## Your instructions
Across the records below, how many lines include the word "screenshot"? State only the number.

(Available records Opens)

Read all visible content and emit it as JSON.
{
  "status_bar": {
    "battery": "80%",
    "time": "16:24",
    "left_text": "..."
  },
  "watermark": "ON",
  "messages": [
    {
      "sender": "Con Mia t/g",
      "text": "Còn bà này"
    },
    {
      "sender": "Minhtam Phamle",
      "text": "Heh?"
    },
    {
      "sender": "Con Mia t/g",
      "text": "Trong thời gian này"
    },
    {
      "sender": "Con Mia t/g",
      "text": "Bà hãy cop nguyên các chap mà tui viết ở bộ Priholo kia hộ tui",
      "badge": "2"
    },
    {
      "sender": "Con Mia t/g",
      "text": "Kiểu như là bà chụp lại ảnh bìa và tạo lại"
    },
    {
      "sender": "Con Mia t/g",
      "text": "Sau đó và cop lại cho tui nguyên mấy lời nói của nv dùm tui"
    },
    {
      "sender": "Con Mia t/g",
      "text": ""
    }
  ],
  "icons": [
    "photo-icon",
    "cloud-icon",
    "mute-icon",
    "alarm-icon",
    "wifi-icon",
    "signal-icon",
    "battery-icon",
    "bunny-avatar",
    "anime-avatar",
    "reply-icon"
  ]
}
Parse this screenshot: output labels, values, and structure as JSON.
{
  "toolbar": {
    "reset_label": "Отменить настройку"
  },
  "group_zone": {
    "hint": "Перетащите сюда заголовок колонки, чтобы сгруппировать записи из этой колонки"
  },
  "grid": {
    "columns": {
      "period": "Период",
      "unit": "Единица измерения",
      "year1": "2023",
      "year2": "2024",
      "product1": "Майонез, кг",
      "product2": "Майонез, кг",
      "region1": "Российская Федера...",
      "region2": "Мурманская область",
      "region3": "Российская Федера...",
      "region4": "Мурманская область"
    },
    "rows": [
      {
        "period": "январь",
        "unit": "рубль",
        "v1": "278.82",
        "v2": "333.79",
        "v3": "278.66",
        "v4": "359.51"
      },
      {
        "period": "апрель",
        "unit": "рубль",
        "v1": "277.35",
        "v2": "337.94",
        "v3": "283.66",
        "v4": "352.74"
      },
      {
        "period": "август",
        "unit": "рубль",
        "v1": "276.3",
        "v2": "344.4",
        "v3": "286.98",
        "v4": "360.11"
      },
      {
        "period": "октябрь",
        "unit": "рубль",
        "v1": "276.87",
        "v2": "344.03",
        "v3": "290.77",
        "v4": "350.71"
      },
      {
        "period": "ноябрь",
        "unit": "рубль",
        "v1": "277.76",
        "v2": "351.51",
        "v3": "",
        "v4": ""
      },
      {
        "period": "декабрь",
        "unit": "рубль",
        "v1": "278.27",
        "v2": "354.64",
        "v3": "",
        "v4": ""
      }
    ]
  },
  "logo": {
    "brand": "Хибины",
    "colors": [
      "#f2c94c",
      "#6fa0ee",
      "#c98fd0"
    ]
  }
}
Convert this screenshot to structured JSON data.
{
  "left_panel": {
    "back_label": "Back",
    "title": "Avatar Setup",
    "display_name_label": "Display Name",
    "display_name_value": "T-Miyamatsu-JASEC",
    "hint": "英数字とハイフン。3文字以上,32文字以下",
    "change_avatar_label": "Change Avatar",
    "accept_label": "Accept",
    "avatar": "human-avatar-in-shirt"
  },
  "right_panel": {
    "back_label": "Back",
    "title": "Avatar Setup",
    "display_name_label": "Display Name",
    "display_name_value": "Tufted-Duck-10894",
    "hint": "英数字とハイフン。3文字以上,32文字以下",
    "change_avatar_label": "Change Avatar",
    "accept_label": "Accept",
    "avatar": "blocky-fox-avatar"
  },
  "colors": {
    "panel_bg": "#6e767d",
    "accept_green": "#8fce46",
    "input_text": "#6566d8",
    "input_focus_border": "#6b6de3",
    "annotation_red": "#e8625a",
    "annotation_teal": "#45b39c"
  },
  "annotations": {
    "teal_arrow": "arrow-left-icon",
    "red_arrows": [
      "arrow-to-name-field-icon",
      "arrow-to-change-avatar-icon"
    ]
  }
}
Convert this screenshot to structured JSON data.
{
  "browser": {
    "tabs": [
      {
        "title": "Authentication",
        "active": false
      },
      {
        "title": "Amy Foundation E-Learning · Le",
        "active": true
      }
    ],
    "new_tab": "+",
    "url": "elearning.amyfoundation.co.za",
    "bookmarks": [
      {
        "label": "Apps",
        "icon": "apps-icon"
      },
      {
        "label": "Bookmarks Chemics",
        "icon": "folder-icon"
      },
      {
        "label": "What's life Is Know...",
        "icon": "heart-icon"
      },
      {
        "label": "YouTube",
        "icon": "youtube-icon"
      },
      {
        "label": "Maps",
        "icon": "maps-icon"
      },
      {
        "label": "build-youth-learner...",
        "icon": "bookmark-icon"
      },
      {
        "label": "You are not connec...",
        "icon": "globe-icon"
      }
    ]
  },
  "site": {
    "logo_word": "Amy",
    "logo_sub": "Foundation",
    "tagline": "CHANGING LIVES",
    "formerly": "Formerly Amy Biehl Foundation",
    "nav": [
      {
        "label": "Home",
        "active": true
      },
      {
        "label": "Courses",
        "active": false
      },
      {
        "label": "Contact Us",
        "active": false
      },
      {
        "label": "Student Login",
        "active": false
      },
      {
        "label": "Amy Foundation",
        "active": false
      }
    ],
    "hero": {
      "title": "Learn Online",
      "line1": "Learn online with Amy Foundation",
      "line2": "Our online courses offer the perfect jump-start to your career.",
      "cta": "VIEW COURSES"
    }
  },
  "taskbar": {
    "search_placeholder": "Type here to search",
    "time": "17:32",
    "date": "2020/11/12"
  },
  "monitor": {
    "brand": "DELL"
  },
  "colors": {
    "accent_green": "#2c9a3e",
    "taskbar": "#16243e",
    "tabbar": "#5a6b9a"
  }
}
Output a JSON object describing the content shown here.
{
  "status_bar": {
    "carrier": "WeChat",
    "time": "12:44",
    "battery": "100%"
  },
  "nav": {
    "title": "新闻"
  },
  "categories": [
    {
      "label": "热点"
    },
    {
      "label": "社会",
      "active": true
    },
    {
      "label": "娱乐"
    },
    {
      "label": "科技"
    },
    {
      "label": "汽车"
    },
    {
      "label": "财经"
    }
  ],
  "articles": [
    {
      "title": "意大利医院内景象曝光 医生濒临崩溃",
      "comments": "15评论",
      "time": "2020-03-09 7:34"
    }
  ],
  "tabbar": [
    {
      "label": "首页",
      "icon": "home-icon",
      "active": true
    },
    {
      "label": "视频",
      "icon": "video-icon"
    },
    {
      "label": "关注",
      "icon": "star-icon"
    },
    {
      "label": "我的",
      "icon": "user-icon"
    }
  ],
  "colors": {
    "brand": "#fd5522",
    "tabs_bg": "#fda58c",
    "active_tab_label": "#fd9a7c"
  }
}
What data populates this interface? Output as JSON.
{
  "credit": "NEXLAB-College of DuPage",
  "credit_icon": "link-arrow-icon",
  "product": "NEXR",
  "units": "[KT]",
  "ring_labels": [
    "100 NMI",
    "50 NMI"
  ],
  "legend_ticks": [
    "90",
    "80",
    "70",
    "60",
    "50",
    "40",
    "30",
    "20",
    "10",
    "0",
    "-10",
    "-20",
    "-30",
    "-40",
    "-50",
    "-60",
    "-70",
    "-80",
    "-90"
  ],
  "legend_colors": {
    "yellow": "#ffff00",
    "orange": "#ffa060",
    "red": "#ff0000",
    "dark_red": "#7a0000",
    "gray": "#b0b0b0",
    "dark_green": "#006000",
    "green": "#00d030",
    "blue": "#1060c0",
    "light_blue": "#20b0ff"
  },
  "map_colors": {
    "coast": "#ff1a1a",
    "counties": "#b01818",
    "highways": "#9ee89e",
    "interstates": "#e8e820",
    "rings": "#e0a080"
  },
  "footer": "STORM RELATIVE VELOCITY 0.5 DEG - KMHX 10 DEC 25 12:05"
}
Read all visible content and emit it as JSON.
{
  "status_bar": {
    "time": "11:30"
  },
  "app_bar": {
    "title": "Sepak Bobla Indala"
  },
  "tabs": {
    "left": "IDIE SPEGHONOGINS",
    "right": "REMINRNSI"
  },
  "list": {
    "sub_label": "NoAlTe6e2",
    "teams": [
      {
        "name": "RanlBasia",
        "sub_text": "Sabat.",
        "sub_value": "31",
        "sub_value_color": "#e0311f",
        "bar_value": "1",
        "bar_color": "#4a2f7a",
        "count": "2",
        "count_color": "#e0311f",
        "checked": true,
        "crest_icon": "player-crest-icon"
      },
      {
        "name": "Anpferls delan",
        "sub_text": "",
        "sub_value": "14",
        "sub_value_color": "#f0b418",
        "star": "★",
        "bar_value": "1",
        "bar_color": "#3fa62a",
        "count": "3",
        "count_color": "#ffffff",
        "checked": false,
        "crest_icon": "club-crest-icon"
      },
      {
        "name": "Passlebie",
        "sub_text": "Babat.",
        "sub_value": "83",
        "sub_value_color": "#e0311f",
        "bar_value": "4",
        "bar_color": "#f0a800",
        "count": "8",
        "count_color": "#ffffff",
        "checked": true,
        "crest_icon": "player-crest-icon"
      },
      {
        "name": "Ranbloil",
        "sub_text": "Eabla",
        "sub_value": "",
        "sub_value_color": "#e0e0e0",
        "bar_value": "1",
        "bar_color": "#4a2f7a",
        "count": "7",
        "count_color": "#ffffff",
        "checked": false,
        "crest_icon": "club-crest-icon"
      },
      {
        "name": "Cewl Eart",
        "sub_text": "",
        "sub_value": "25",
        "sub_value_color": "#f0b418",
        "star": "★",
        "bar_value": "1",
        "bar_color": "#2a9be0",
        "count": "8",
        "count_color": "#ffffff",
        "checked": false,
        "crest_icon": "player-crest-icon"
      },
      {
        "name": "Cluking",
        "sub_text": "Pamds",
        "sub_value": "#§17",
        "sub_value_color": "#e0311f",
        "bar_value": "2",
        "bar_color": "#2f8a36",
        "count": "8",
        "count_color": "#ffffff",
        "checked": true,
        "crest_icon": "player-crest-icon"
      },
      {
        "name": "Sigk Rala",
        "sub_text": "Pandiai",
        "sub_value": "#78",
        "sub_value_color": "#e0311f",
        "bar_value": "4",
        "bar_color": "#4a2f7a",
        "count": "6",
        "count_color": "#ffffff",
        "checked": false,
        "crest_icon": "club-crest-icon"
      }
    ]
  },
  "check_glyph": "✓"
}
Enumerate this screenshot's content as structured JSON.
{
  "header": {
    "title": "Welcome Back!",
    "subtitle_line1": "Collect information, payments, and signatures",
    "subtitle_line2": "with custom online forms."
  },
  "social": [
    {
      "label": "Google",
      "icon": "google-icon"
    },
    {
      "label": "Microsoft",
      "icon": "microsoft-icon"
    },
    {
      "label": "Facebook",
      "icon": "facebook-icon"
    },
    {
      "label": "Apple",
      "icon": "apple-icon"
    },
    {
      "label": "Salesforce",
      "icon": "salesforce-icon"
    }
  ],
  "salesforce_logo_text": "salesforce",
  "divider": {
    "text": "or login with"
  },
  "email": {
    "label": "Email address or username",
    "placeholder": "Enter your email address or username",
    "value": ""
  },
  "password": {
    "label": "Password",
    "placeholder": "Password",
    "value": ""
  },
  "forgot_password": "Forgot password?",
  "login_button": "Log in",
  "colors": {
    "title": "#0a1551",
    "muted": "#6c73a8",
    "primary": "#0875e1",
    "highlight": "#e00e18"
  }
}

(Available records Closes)

## Result of this exercise
4